Matusz eyes return to O's after shutout win

Matusz eyes return to O's after shutout win
BALTIMORE -- Brian Matusz might be on the doorstep of his return to the Orioles.

The southpaw went the distance for Triple-A Norfolk in a 7-0 win at home against the Lehigh Valley IronPigs on Thursday afternoon. Matusz, who was optioned to Norfolk after a rough start against the Cardinals on June 30, threw 74 of 105 pitches for strikes in his third straight quality start. He allowed five hits, walked one, struck out eight and hit two batters.

Orioles manager Buck Showalter said it would not "shock" him if Matusz pitched for Baltimore in the next five to 10 days.

"If everybody feels like [Matusz] is ready to come back, he will," Showalter said before Thursday's series finale against the White Sox. "At some point that will happen. But until we get all the [information], I've got other things going on. But I'm just proud that he pitched well today."

Matusz's velocity consistently stayed between 89-91 mph, an aspect of his game that he said has improved.

"My velocity is back up, it's getting better with every start in Triple-A, and that comes with having confidence and having a good feel on the mound, and letting the ball come out of my hand without effort," Matusz said. "My strength and conditioning program has improved and I'm working hard to go deep and be able to go back up, and it's been fun the last couple weeks."

The win on Thursday raised Matusz's record to 2-3 with a 3.46 ERA in nine starts with Norfolk. The 24-year-old retired the last eight batters he faced and threw the team's first shutout since Brad Bergesen went the route against Pawtucket on June 8.

Matusz has allowed just four earned runs in his last 22 innings after going seven innings in each of his last two outings prior to Thursday.

"Absolutely, I've made tremendous progress," Matusz said. "Especially in the last couple weeks, to get that groove and consistency back, to be able to throw all four pitches for strikes. I've been keeping hitters off balance and just have confidence being myself.

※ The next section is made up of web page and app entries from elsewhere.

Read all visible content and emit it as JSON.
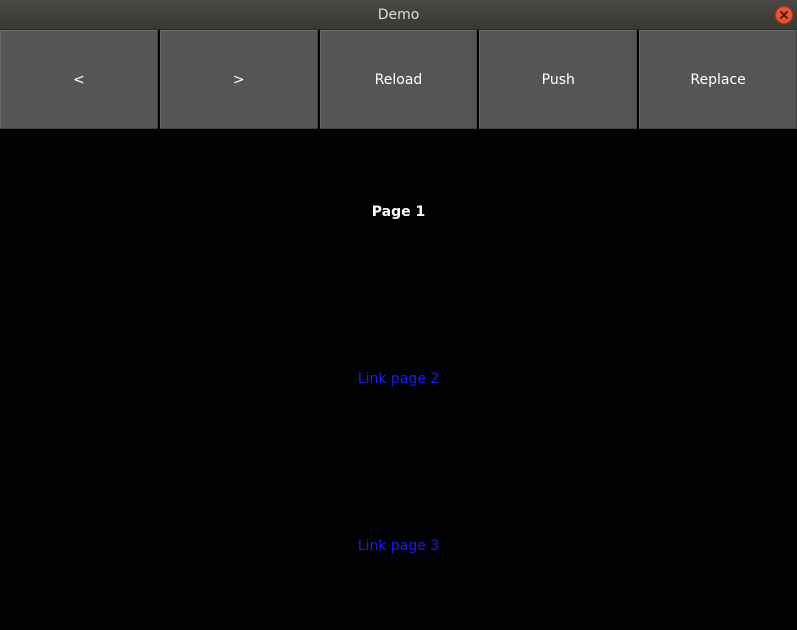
{
  "window": {
    "title": "Demo",
    "close_icon": "close-icon"
  },
  "toolbar": {
    "back_label": "<",
    "forward_label": ">",
    "reload_label": "Reload",
    "push_label": "Push",
    "replace_label": "Replace"
  },
  "page": {
    "title": "Page 1",
    "links": [
      {
        "label": "Link page 2"
      },
      {
        "label": "Link page 3"
      }
    ]
  },
  "colors": {
    "background": "#000000",
    "button": "#555555",
    "link": "#1a1aff",
    "close": "#e9552c"
  }
}
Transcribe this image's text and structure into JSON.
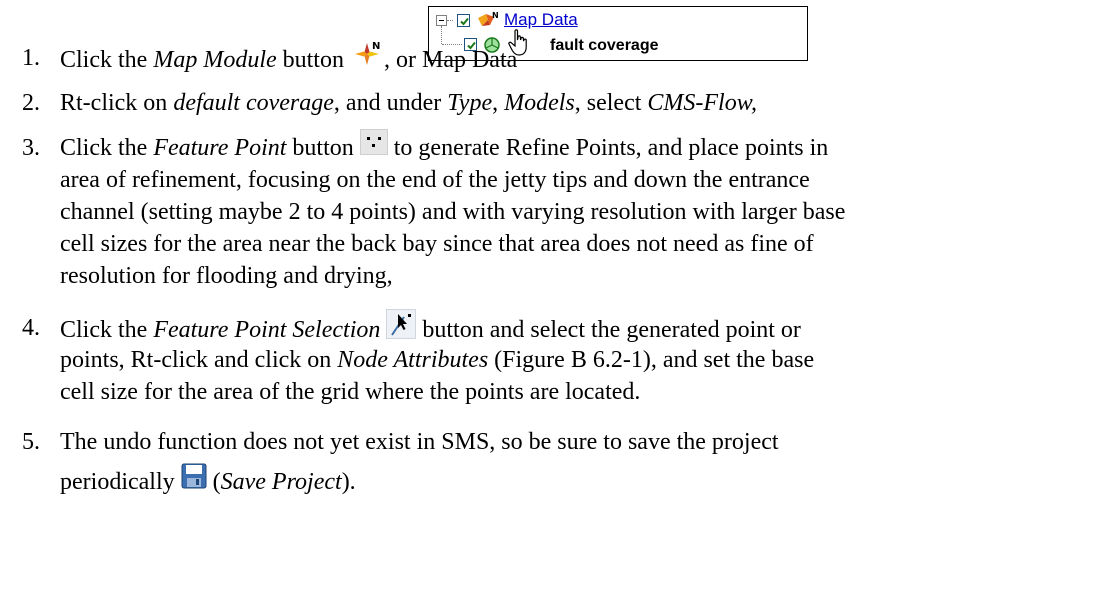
{
  "tree": {
    "map_data_label": "Map Data",
    "coverage_label": "fault coverage"
  },
  "steps": [
    {
      "number": "1.",
      "lines": [
        {
          "pre": "Click the ",
          "em1": "Map Module",
          "mid": " button ",
          "post": ", or Map Data"
        }
      ]
    },
    {
      "number": "2.",
      "lines": [
        {
          "a": "Rt-click on ",
          "b": "default coverage",
          "c": ", and under ",
          "d": "Type",
          "e": ", ",
          "f": "Models",
          "g": ", select ",
          "h": "CMS-Flow,"
        }
      ]
    },
    {
      "number": "3.",
      "lines": [
        {
          "a": "Click the ",
          "b": "Feature Point",
          "c": " button ",
          "d": " to generate Refine Points, and place points in"
        },
        "area of refinement, focusing on the end of the jetty tips and down the entrance",
        "channel (setting maybe 2 to 4 points) and with varying resolution with larger base",
        "cell sizes for the area near the back bay since that area does not need as fine of",
        "resolution for flooding and drying,"
      ]
    },
    {
      "number": "4.",
      "lines": [
        {
          "a": "Click the ",
          "b": "Feature Point Selection",
          "c": " ",
          "d": " button and select the generated point or"
        },
        {
          "a": "points, Rt-click and click on ",
          "b": "Node Attributes",
          "c": " (Figure B 6.2-1), and set the base"
        },
        "cell size for the area of the grid where the points are located."
      ]
    },
    {
      "number": "5.",
      "lines": [
        "The undo function does not yet exist in SMS, so be sure to save the project",
        {
          "a": "periodically ",
          "b": " (",
          "c": "Save Project",
          "d": ")."
        }
      ]
    }
  ]
}
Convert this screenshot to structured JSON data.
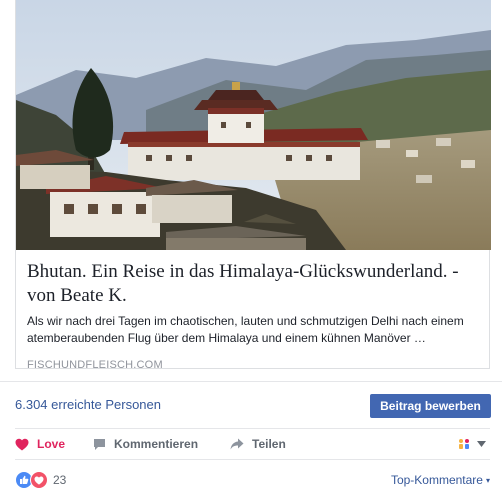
{
  "preview": {
    "title": "Bhutan. Ein Reise in das Himalaya-Glückswunderland. - von Beate K.",
    "description": "Als wir nach drei Tagen im chaotischen, lauten und schmutzigen Delhi nach einem atemberaubenden Flug über dem Himalaya und einem kühnen Manöver …",
    "domain": "FISCHUNDFLEISCH.COM"
  },
  "reach": {
    "text": "6.304 erreichte Personen",
    "button_label": "Beitrag bewerben"
  },
  "actions": {
    "love": "Love",
    "comment": "Kommentieren",
    "share": "Teilen"
  },
  "reactions": {
    "count": "23",
    "sort_label": "Top-Kommentare"
  },
  "colors": {
    "link": "#365899",
    "button": "#4267b2",
    "love": "#e0245e",
    "like_icon": "#4b8af5",
    "love_icon": "#f25268"
  }
}
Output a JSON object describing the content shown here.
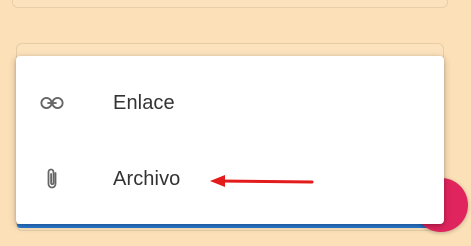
{
  "menu": {
    "items": [
      {
        "label": "Enlace",
        "icon": "link-icon"
      },
      {
        "label": "Archivo",
        "icon": "paperclip-icon"
      }
    ]
  },
  "colors": {
    "background": "#fce0b8",
    "menu_background": "#ffffff",
    "accent_blue": "#2b7bd6",
    "fab": "#e0245e",
    "annotation_arrow": "#e31b1b"
  }
}
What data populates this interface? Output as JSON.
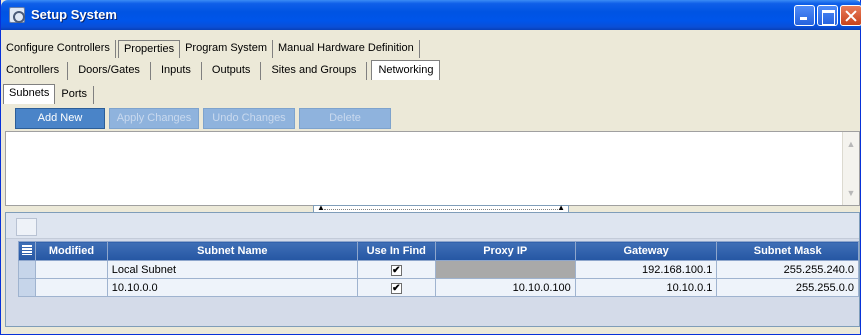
{
  "window": {
    "title": "Setup System"
  },
  "tabs_level1": [
    {
      "label": "Configure Controllers"
    },
    {
      "label": "Properties"
    },
    {
      "label": "Program System"
    },
    {
      "label": "Manual Hardware Definition"
    }
  ],
  "tabs_level2": [
    {
      "label": "Controllers"
    },
    {
      "label": "Doors/Gates"
    },
    {
      "label": "Inputs"
    },
    {
      "label": "Outputs"
    },
    {
      "label": "Sites and Groups"
    },
    {
      "label": "Networking"
    }
  ],
  "tabs_level3": [
    {
      "label": "Subnets"
    },
    {
      "label": "Ports"
    }
  ],
  "toolbar": {
    "add_new": "Add New",
    "apply_changes": "Apply Changes",
    "undo_changes": "Undo Changes",
    "delete": "Delete"
  },
  "grid": {
    "columns": [
      "Modified",
      "Subnet Name",
      "Use In Find",
      "Proxy IP",
      "Gateway",
      "Subnet Mask"
    ],
    "rows": [
      {
        "modified": "",
        "subnet_name": "Local Subnet",
        "use_in_find": "✔",
        "proxy_ip": "",
        "gateway": "192.168.100.1",
        "subnet_mask": "255.255.240.0"
      },
      {
        "modified": "",
        "subnet_name": "10.10.0.0",
        "use_in_find": "✔",
        "proxy_ip": "10.10.0.100",
        "gateway": "10.10.0.1",
        "subnet_mask": "255.255.0.0"
      }
    ]
  },
  "icons": {
    "app": "app-icon",
    "minimize": "minimize-icon",
    "maximize": "maximize-icon",
    "close": "close-icon",
    "grid_menu": "column-chooser-icon",
    "scroll_up": "scroll-up-icon",
    "scroll_down": "scroll-down-icon"
  },
  "colors": {
    "titlebar": "#0054e3",
    "header": "#2556a3",
    "button": "#4a84c8",
    "button_disabled": "#8fb3dd"
  }
}
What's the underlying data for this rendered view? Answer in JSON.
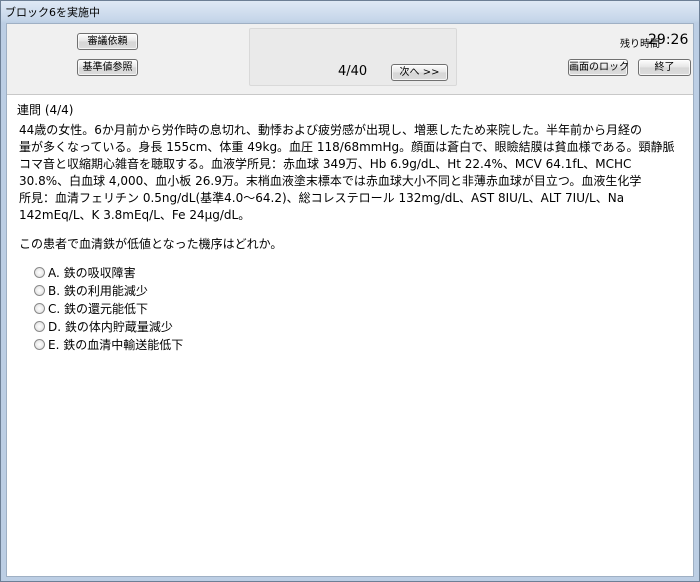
{
  "window": {
    "title": "ブロック6を実施中"
  },
  "toolbar": {
    "consult_label": "審議依頼",
    "reference_label": "基準値参照",
    "page_indicator": "4/40",
    "next_label": "次へ >>",
    "timer_label": "残り時間",
    "timer_value": "29:26",
    "lock_label": "画面のロック",
    "end_label": "終了"
  },
  "question": {
    "header": "連問 (4/4)",
    "stem": [
      "44歳の女性。6か月前から労作時の息切れ、動悸および疲労感が出現し、増悪したため来院した。半年前から月経の",
      "量が多くなっている。身長 155cm、体重 49kg。血圧 118/68mmHg。顔面は蒼白で、眼瞼結膜は貧血様である。頸静脈",
      "コマ音と収縮期心雑音を聴取する。血液学所見：赤血球 349万、Hb 6.9g/dL、Ht 22.4%、MCV 64.1fL、MCHC",
      "30.8%、白血球 4,000、血小板 26.9万。末梢血液塗末標本では赤血球大小不同と非薄赤血球が目立つ。血液生化学",
      "所見：血清フェリチン 0.5ng/dL(基準4.0～64.2)、総コレステロール 132mg/dL、AST 8IU/L、ALT 7IU/L、Na",
      "142mEq/L、K 3.8mEq/L、Fe 24μg/dL。"
    ],
    "prompt": "この患者で血清鉄が低値となった機序はどれか。",
    "options": [
      "A. 鉄の吸収障害",
      "B. 鉄の利用能減少",
      "C. 鉄の還元能低下",
      "D. 鉄の体内貯蔵量減少",
      "E. 鉄の血清中輸送能低下"
    ]
  }
}
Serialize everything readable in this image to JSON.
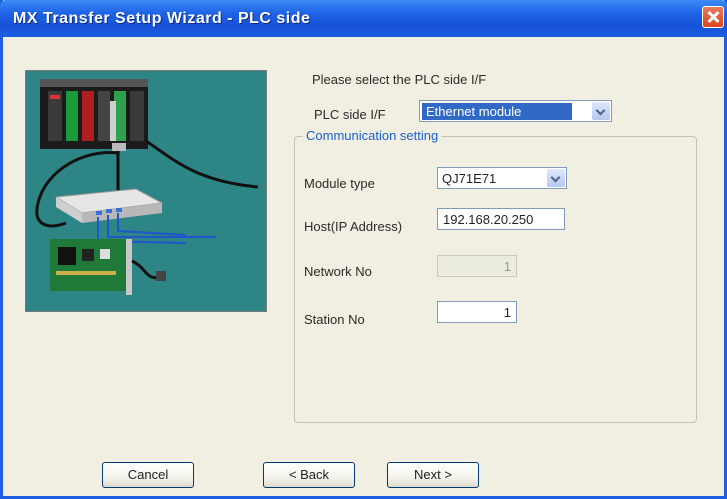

Being confident to let it fly and have fun, and it's been a good feeling."

Avi Zaleon is an associate reporter for This story was not subject to the approval of Major League Baseball or its clubs.